According to Maes, all I ever had to do to get answers to those questions was to ask Toby Herrera.

Mr. Herrera,

I have a couple of questions. I am fairly certain that it is pointless to ask them of you, but School Board President Paula Maes stated repeatedly during the last District and Community Relations Committee meeting, that this was the proper path.

In January 2005, the school board voted to remove the role modeling clause from their own code of conduct.
In no case shall the district standard for employees be less that that prescribed for the students as published annually in the district Student Behavior Handbook
1) I would like to know why Paula Maes voted to strike the accountability of adults as role models of the student standards of conduct; the Pillars of Character Counts!?

During a policy and instruction committee meeting on Aug 16, 2007, Paula Maes announced that she would never agree to any audit that individually identified corrupt and incompetent administrators.

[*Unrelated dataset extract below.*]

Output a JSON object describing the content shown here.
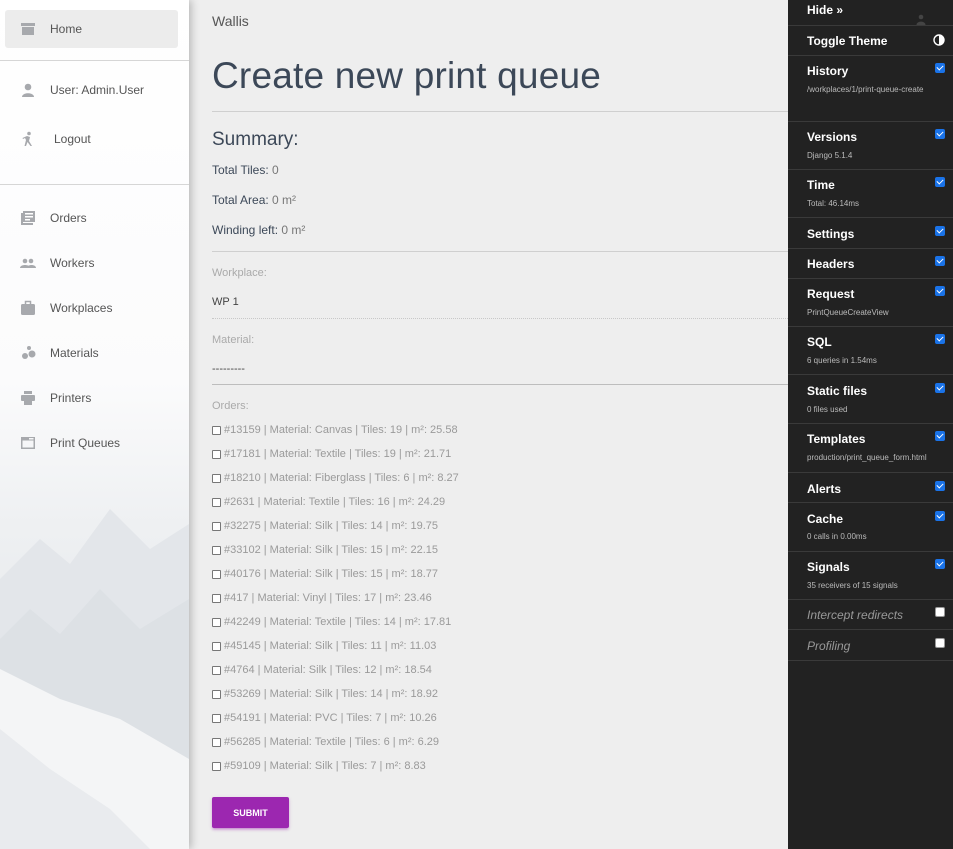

2) I would like to know what Maes meant, and if she still feels the same way about protecting the identities of public servants who have betrayed the people's trust.

I am grateful for your time and attention

ched macquigg

photo Mark Bralley

Another question for APS' service center

While were asking APS Service Center Director Toby Herrera questions; I have another question that has remained unanswered by the board for years.

Mr. Herrera,

Again, pursuant to Paula Maes insistence, I have another question for you.

In February 2007, it was revealed that there was a scandal in the APS Police force leadership.  The scandal was investigated by at least three entities, personnel, the APS police themselves, and at least one private investigator.

My question is;

Why won't the leadership of the APS release the ethically redacted versions of all investigations related to the scandal?
Please note; my question is "why?" not "how?".  I have been informed already that APS' lawyers believe that the law allows them to keep the findings from public knowledge; my question is why would they want or need to.

Again, grateful for your time and attention

ched macquigg